On-site urine tests Donor gives sample on the spot, usually without prior warning. The collection devices themselves, usually cups, can reveal signs of drug usage, one to 30 days prior (window depends primarily on the drug type). Donor lacks prior knowledge of test. Results available in minutes. Donor alone in a bathroom. Devices can be read incorrectly. Because detoxifying drinks must be taken at least 45 minutes ahead of a test, they won't work for surprise tests. Donor must use urine additives.
Oral-fluid tests Donor sticks a swab in mouth in front of administrator. The test screens for signs of drug usage one to three days prior. Donor lacks privacy and prior knowledge of test. Not yet fully tested in courts. Detoxifying mouthwashes purport to coat the mouth with solution and stop saliva flow for 30-40 minutes, preventing the testing lab from obtaining a positive reading.
Hair tests Administrator cuts about 60 strands near a donor's scalp (or elsewhere) and liquefies sample to wash out contaminants. The test screens the wash for signs of drug usage in the past 90 days. Donor lacks privacy. Have withstood legal challenges. Will not detect recent (one-to-seven day) usage. Shampoo products coat the hair with a compound that is said to destroy traces of illicit drugs released when the hair specimen is dissolved for testing.

*All tests detect at least marijuana (THC), cocaine, opiates, amphetamines and PCP. Positive samples are often verified, as above tests are screens, by another test called gas chromatography-mass spectrometry.

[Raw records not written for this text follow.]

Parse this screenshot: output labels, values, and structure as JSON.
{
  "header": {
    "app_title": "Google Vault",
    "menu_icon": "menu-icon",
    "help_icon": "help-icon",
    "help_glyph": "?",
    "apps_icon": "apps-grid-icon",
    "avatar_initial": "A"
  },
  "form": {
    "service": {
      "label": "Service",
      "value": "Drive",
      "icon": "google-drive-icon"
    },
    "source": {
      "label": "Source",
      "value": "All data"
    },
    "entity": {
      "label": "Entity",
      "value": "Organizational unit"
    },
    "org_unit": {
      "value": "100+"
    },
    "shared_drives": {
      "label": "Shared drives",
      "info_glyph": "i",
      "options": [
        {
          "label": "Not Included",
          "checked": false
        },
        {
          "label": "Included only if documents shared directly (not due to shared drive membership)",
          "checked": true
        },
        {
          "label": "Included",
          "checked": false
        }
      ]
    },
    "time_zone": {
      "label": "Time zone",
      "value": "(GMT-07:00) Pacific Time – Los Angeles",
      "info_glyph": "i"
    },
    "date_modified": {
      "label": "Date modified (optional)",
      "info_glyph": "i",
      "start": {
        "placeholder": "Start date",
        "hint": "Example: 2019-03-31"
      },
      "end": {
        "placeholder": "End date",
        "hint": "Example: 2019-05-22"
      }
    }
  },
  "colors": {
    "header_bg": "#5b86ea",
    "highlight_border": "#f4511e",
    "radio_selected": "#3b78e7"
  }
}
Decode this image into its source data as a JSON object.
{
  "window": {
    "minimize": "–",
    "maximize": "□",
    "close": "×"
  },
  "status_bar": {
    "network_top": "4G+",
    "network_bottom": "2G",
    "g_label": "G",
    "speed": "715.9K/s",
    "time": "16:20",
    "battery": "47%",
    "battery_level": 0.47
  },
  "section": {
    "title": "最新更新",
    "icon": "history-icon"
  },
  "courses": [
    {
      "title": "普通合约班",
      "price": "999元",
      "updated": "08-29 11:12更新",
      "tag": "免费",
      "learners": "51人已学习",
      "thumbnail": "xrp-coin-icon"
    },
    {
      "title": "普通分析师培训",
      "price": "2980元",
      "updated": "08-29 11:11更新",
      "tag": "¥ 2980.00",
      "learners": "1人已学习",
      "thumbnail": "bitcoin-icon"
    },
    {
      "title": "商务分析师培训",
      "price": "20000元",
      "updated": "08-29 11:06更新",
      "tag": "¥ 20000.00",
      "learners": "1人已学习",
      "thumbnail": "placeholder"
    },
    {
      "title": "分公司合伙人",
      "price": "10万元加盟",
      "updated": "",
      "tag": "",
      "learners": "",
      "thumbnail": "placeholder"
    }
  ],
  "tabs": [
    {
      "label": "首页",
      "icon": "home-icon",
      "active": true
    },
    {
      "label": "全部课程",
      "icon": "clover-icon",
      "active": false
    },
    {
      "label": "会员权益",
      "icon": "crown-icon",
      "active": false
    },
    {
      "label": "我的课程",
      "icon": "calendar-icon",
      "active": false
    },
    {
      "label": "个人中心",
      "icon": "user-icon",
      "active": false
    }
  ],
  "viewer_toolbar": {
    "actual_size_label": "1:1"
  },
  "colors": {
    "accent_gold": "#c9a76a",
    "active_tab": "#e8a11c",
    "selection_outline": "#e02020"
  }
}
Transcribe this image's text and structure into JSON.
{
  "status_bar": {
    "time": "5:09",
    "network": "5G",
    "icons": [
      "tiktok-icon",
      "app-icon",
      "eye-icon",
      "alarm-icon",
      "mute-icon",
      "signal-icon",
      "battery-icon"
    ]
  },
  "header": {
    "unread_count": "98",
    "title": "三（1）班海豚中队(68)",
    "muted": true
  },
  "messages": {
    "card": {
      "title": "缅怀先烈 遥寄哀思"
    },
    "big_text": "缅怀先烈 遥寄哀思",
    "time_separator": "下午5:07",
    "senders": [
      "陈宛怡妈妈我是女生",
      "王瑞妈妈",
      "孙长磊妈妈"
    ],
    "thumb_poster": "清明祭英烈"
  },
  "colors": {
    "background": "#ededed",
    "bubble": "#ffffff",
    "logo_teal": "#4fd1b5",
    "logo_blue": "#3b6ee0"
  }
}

Sources: drug-test manufacturers and adulterant manufacturers